▸ **Records for this task**:
- Opening Delimiter -
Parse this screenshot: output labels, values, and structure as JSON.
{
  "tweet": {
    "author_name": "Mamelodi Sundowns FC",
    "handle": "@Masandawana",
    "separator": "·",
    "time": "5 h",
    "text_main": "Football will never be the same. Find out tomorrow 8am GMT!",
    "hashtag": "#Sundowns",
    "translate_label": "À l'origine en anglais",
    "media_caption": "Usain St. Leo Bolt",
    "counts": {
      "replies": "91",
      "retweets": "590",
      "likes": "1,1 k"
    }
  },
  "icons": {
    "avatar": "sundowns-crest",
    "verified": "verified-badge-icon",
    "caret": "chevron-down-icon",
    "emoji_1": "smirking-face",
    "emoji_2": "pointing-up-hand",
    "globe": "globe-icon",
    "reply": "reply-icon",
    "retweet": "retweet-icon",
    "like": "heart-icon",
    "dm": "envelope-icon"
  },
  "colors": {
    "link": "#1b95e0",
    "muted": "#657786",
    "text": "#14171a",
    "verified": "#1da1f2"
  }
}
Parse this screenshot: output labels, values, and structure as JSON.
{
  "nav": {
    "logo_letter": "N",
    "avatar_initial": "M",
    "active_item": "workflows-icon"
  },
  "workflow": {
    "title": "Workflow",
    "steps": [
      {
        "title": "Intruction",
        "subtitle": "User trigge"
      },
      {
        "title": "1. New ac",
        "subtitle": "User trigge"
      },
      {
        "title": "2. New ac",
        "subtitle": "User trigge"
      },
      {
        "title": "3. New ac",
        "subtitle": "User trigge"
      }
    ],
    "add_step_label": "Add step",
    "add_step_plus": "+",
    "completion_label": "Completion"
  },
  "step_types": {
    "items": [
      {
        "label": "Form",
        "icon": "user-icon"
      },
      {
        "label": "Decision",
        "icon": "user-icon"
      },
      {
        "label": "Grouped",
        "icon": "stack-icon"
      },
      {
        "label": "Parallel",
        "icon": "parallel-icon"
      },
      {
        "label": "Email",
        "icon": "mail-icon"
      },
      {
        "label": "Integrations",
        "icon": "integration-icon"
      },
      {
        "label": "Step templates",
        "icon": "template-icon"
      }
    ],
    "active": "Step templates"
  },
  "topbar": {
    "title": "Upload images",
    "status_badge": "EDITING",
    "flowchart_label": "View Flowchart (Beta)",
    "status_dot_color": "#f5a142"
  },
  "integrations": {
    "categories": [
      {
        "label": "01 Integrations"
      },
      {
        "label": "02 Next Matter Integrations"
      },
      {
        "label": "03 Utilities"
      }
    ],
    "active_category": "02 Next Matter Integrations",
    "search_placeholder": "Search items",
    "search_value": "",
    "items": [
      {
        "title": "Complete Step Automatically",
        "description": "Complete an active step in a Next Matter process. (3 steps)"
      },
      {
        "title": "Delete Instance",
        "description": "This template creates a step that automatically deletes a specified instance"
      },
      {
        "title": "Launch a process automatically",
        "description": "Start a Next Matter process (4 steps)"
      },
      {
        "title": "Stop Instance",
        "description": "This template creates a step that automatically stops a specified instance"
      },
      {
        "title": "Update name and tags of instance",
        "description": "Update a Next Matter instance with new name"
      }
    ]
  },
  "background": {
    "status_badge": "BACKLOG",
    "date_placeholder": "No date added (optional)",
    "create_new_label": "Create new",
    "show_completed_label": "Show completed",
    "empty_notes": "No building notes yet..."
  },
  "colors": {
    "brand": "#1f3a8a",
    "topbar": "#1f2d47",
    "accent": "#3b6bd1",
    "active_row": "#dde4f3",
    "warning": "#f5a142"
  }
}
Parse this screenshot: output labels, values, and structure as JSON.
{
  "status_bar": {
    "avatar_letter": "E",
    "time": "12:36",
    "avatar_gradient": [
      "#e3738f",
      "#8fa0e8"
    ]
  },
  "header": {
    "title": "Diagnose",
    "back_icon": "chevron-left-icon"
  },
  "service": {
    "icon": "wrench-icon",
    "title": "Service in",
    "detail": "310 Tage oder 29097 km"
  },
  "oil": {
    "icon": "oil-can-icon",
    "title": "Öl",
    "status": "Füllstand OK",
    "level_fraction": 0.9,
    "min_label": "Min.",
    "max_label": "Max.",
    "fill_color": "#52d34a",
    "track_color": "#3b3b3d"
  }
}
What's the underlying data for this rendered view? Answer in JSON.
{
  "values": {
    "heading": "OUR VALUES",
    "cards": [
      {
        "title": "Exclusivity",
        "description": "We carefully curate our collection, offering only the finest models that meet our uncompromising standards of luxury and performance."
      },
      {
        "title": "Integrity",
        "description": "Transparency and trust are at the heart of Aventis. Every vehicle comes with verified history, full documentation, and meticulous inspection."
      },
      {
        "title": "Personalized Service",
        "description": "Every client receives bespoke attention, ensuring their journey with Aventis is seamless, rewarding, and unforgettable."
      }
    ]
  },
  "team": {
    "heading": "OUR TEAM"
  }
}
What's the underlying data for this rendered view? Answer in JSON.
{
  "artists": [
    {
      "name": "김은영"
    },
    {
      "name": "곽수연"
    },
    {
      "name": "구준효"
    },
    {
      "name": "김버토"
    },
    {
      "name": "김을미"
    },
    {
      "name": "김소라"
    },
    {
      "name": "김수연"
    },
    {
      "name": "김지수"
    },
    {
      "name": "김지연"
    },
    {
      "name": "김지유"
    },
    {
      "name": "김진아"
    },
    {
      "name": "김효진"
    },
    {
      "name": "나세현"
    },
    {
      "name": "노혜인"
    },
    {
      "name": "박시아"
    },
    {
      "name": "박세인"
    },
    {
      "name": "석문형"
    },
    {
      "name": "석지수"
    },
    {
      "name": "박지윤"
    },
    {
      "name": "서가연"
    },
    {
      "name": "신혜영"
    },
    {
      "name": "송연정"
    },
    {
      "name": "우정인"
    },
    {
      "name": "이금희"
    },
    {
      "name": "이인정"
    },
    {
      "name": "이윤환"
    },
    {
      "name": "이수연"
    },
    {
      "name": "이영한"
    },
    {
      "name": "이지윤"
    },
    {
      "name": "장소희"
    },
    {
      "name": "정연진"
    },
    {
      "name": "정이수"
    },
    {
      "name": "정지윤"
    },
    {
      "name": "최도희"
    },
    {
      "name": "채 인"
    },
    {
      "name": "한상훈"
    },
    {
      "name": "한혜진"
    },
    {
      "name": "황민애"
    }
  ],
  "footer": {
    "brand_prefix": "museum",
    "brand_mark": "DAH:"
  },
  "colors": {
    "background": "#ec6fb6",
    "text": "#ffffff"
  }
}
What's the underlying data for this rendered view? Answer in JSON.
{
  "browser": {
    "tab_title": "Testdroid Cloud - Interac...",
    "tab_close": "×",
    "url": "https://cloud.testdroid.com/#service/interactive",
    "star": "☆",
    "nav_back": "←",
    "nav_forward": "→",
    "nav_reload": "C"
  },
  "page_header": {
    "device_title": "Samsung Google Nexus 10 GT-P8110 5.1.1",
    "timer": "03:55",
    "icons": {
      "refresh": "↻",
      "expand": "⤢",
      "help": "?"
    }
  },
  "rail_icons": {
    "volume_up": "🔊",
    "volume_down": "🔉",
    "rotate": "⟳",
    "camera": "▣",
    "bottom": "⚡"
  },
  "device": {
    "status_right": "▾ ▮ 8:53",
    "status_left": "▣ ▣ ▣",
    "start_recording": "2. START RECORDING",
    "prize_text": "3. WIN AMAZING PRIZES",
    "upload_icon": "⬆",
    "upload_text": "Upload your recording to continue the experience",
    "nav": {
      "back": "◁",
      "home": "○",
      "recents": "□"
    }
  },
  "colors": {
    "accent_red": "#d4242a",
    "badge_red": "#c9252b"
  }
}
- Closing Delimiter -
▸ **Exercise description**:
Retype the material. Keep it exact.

▸ **Output for this task**:
Parse this screenshot: output labels, values, and structure as JSON.
{
  "tweet": {
    "author_name": "Mamelodi Sundowns FC",
    "handle": "@Masandawana",
    "separator": "·",
    "time": "5 h",
    "text_main": "Football will never be the same. Find out tomorrow 8am GMT!",
    "hashtag": "#Sundowns",
    "translate_label": "À l'origine en anglais",
    "media_caption": "Usain St. Leo Bolt",
    "counts": {
      "replies": "91",
      "retweets": "590",
      "likes": "1,1 k"
    }
  },
  "icons": {
    "avatar": "sundowns-crest",
    "verified": "verified-badge-icon",
    "caret": "chevron-down-icon",
    "emoji_1": "smirking-face",
    "emoji_2": "pointing-up-hand",
    "globe": "globe-icon",
    "reply": "reply-icon",
    "retweet": "retweet-icon",
    "like": "heart-icon",
    "dm": "envelope-icon"
  },
  "colors": {
    "link": "#1b95e0",
    "muted": "#657786",
    "text": "#14171a",
    "verified": "#1da1f2"
  }
}
Parse this screenshot: output labels, values, and structure as JSON.
{
  "nav": {
    "logo_letter": "N",
    "avatar_initial": "M",
    "active_item": "workflows-icon"
  },
  "workflow": {
    "title": "Workflow",
    "steps": [
      {
        "title": "Intruction",
        "subtitle": "User trigge"
      },
      {
        "title": "1. New ac",
        "subtitle": "User trigge"
      },
      {
        "title": "2. New ac",
        "subtitle": "User trigge"
      },
      {
        "title": "3. New ac",
        "subtitle": "User trigge"
      }
    ],
    "add_step_label": "Add step",
    "add_step_plus": "+",
    "completion_label": "Completion"
  },
  "step_types": {
    "items": [
      {
        "label": "Form",
        "icon": "user-icon"
      },
      {
        "label": "Decision",
        "icon": "user-icon"
      },
      {
        "label": "Grouped",
        "icon": "stack-icon"
      },
      {
        "label": "Parallel",
        "icon": "parallel-icon"
      },
      {
        "label": "Email",
        "icon": "mail-icon"
      },
      {
        "label": "Integrations",
        "icon": "integration-icon"
      },
      {
        "label": "Step templates",
        "icon": "template-icon"
      }
    ],
    "active": "Step templates"
  },
  "topbar": {
    "title": "Upload images",
    "status_badge": "EDITING",
    "flowchart_label": "View Flowchart (Beta)",
    "status_dot_color": "#f5a142"
  },
  "integrations": {
    "categories": [
      {
        "label": "01 Integrations"
      },
      {
        "label": "02 Next Matter Integrations"
      },
      {
        "label": "03 Utilities"
      }
    ],
    "active_category": "02 Next Matter Integrations",
    "search_placeholder": "Search items",
    "search_value": "",
    "items": [
      {
        "title": "Complete Step Automatically",
        "description": "Complete an active step in a Next Matter process. (3 steps)"
      },
      {
        "title": "Delete Instance",
        "description": "This template creates a step that automatically deletes a specified instance"
      },
      {
        "title": "Launch a process automatically",
        "description": "Start a Next Matter process (4 steps)"
      },
      {
        "title": "Stop Instance",
        "description": "This template creates a step that automatically stops a specified instance"
      },
      {
        "title": "Update name and tags of instance",
        "description": "Update a Next Matter instance with new name"
      }
    ]
  },
  "background": {
    "status_badge": "BACKLOG",
    "date_placeholder": "No date added (optional)",
    "create_new_label": "Create new",
    "show_completed_label": "Show completed",
    "empty_notes": "No building notes yet..."
  },
  "colors": {
    "brand": "#1f3a8a",
    "topbar": "#1f2d47",
    "accent": "#3b6bd1",
    "active_row": "#dde4f3",
    "warning": "#f5a142"
  }
}
Parse this screenshot: output labels, values, and structure as JSON.
{
  "status_bar": {
    "avatar_letter": "E",
    "time": "12:36",
    "avatar_gradient": [
      "#e3738f",
      "#8fa0e8"
    ]
  },
  "header": {
    "title": "Diagnose",
    "back_icon": "chevron-left-icon"
  },
  "service": {
    "icon": "wrench-icon",
    "title": "Service in",
    "detail": "310 Tage oder 29097 km"
  },
  "oil": {
    "icon": "oil-can-icon",
    "title": "Öl",
    "status": "Füllstand OK",
    "level_fraction": 0.9,
    "min_label": "Min.",
    "max_label": "Max.",
    "fill_color": "#52d34a",
    "track_color": "#3b3b3d"
  }
}
What's the underlying data for this rendered view? Answer in JSON.
{
  "values": {
    "heading": "OUR VALUES",
    "cards": [
      {
        "title": "Exclusivity",
        "description": "We carefully curate our collection, offering only the finest models that meet our uncompromising standards of luxury and performance."
      },
      {
        "title": "Integrity",
        "description": "Transparency and trust are at the heart of Aventis. Every vehicle comes with verified history, full documentation, and meticulous inspection."
      },
      {
        "title": "Personalized Service",
        "description": "Every client receives bespoke attention, ensuring their journey with Aventis is seamless, rewarding, and unforgettable."
      }
    ]
  },
  "team": {
    "heading": "OUR TEAM"
  }
}
What's the underlying data for this rendered view? Answer in JSON.
{
  "artists": [
    {
      "name": "김은영"
    },
    {
      "name": "곽수연"
    },
    {
      "name": "구준효"
    },
    {
      "name": "김버토"
    },
    {
      "name": "김을미"
    },
    {
      "name": "김소라"
    },
    {
      "name": "김수연"
    },
    {
      "name": "김지수"
    },
    {
      "name": "김지연"
    },
    {
      "name": "김지유"
    },
    {
      "name": "김진아"
    },
    {
      "name": "김효진"
    },
    {
      "name": "나세현"
    },
    {
      "name": "노혜인"
    },
    {
      "name": "박시아"
    },
    {
      "name": "박세인"
    },
    {
      "name": "석문형"
    },
    {
      "name": "석지수"
    },
    {
      "name": "박지윤"
    },
    {
      "name": "서가연"
    },
    {
      "name": "신혜영"
    },
    {
      "name": "송연정"
    },
    {
      "name": "우정인"
    },
    {
      "name": "이금희"
    },
    {
      "name": "이인정"
    },
    {
      "name": "이윤환"
    },
    {
      "name": "이수연"
    },
    {
      "name": "이영한"
    },
    {
      "name": "이지윤"
    },
    {
      "name": "장소희"
    },
    {
      "name": "정연진"
    },
    {
      "name": "정이수"
    },
    {
      "name": "정지윤"
    },
    {
      "name": "최도희"
    },
    {
      "name": "채 인"
    },
    {
      "name": "한상훈"
    },
    {
      "name": "한혜진"
    },
    {
      "name": "황민애"
    }
  ],
  "footer": {
    "brand_prefix": "museum",
    "brand_mark": "DAH:"
  },
  "colors": {
    "background": "#ec6fb6",
    "text": "#ffffff"
  }
}
What's the underlying data for this rendered view? Answer in JSON.
{
  "browser": {
    "tab_title": "Testdroid Cloud - Interac...",
    "tab_close": "×",
    "url": "https://cloud.testdroid.com/#service/interactive",
    "star": "☆",
    "nav_back": "←",
    "nav_forward": "→",
    "nav_reload": "C"
  },
  "page_header": {
    "device_title": "Samsung Google Nexus 10 GT-P8110 5.1.1",
    "timer": "03:55",
    "icons": {
      "refresh": "↻",
      "expand": "⤢",
      "help": "?"
    }
  },
  "rail_icons": {
    "volume_up": "🔊",
    "volume_down": "🔉",
    "rotate": "⟳",
    "camera": "▣",
    "bottom": "⚡"
  },
  "device": {
    "status_right": "▾ ▮ 8:53",
    "status_left": "▣ ▣ ▣",
    "start_recording": "2. START RECORDING",
    "prize_text": "3. WIN AMAZING PRIZES",
    "upload_icon": "⬆",
    "upload_text": "Upload your recording to continue the experience",
    "nav": {
      "back": "◁",
      "home": "○",
      "recents": "□"
    }
  },
  "colors": {
    "accent_red": "#d4242a",
    "badge_red": "#c9252b"
  }
}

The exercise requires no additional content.